The first compartment is a ceramic container with wooden slats where you can place fruits and vegetables such as tomatoes, pears, zucchini and peaches. You just have to water them once a day to hydrate them and maintain their culinary pleasure.
"Most people keep their tomatoes in the refrigerator, but the cold kills their flavour," says Falardeau.
The second module of La Denise is a bin filled with sand in which root vegetables such as leeks, carrots and shallots are inserted vertically. This maintains their humidity level and original flavour.
The last compartment is for potatoes, sweet potatoes and onions. It's a drawer with aeration holes that keeps light away from these vegetables. Apples can be placed on top of this compartment, as they keep for longer when placed near potatoes.
La Denise can be easily installed on the wall and is particularly attractive for families as a way to encourage children to choose healthy after-school snacks.
"When we have fruits and vegetables close at hand, we think more frequently about eating them," says Falardeau.
La Denise is not for every budget, however.

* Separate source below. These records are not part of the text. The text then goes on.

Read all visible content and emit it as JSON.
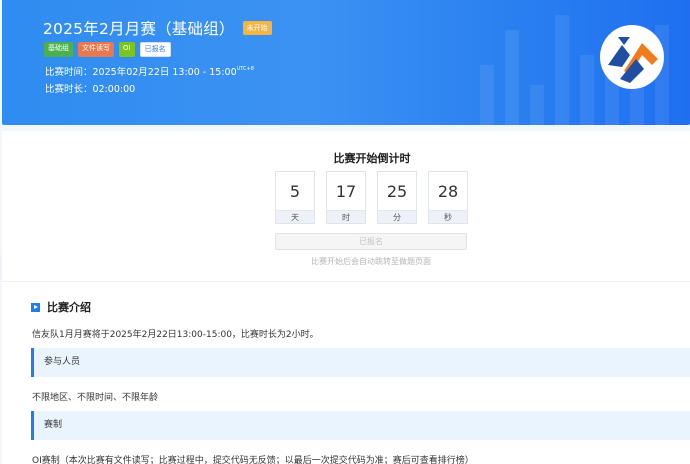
{
  "header": {
    "title": "2025年2月月赛（基础组）",
    "status": "未开始",
    "tags": [
      {
        "label": "基础组",
        "color": "#4caf50"
      },
      {
        "label": "文件读写",
        "color": "#e8794f"
      },
      {
        "label": "OI",
        "color": "#7cc520"
      },
      {
        "label": "已报名",
        "color": "#ffffff"
      }
    ],
    "time_label": "比赛时间：",
    "time_value": "2025年02月22日 13:00 - 15:00",
    "timezone": "UTC+8",
    "duration_label": "比赛时长：",
    "duration_value": "02:00:00",
    "accent": "#2f8cf0"
  },
  "countdown": {
    "title": "比赛开始倒计时",
    "items": [
      {
        "value": "5",
        "unit": "天"
      },
      {
        "value": "17",
        "unit": "时"
      },
      {
        "value": "25",
        "unit": "分"
      },
      {
        "value": "28",
        "unit": "秒"
      }
    ],
    "button_label": "已报名",
    "hint": "比赛开始后会自动跳转至做题页面"
  },
  "intro": {
    "title": "比赛介绍",
    "intro_text": "信友队1月月赛将于2025年2月22日13:00-15:00，比赛时长为2小时。",
    "participants_heading": "参与人员",
    "participants_text": "不限地区、不限时间、不限年龄",
    "rules_heading": "赛制",
    "rules_text": "OI赛制（本次比赛有文件读写；比赛过程中，提交代码无反馈；以最后一次提交代码为准；赛后可查看排行榜）"
  }
}
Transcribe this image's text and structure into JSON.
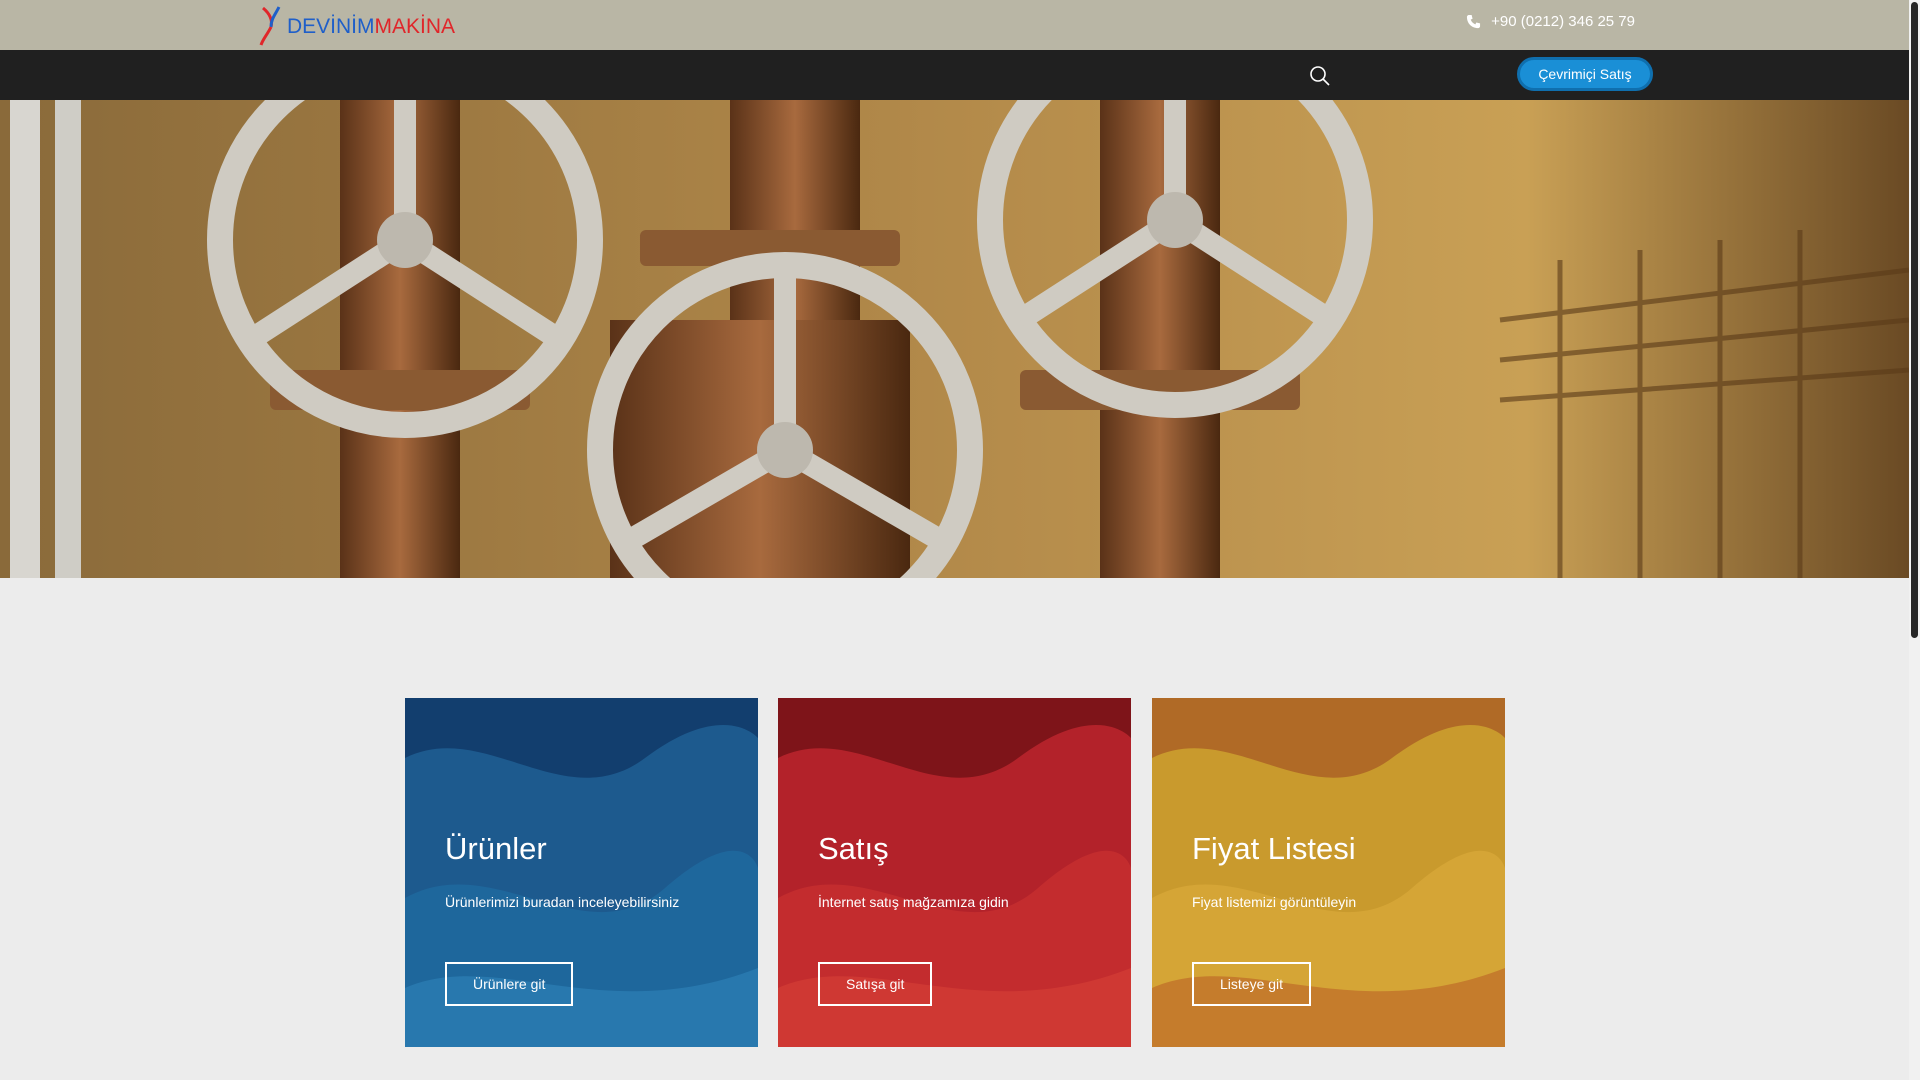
{
  "header": {
    "logo": {
      "part1": "DEVİNİM",
      "part2": "MAKİNA"
    },
    "phone": "+90 (0212) 346 25 79",
    "cta_label": "Çevrimiçi Satış"
  },
  "cards": [
    {
      "title": "Ürünler",
      "text": "Ürünlerimizi buradan inceleyebilirsiniz",
      "button": "Ürünlere git"
    },
    {
      "title": "Satış",
      "text": "İnternet satış mağzamıza gidin",
      "button": "Satışa git"
    },
    {
      "title": "Fiyat Listesi",
      "text": "Fiyat listemizi görüntüleyin",
      "button": "Listeye git"
    }
  ],
  "colors": {
    "topbar": "#b9b6a5",
    "navbar": "#202020",
    "cta": "#1a8fd6",
    "card_blue": "#1d5a8e",
    "card_red": "#b3222a",
    "card_gold": "#c99a2d"
  }
}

Each module costs between $200 and $400, while the entire unit costs $860. The young design studio also offers more affordable ceramic containers, such as a Breton butter dish and a garlic jar—available in Montréal's Code Souvenir design catalogue. And where are these containers placed? Outside the fridge, of course!
The Code Souvenir catalogue, which was created by the Bureau du design de Montréal, aims to promote Montréal creativity through city-themed souvenirs. It is the result of a call for proposals from Montréal designer-producers and publishers.
CODE is an acronym for City Of Design and represents the unique character of a city. It's an original idea from Raban Ruddigkeit at the Berlin agency ®ruddigkeit corporate ideas.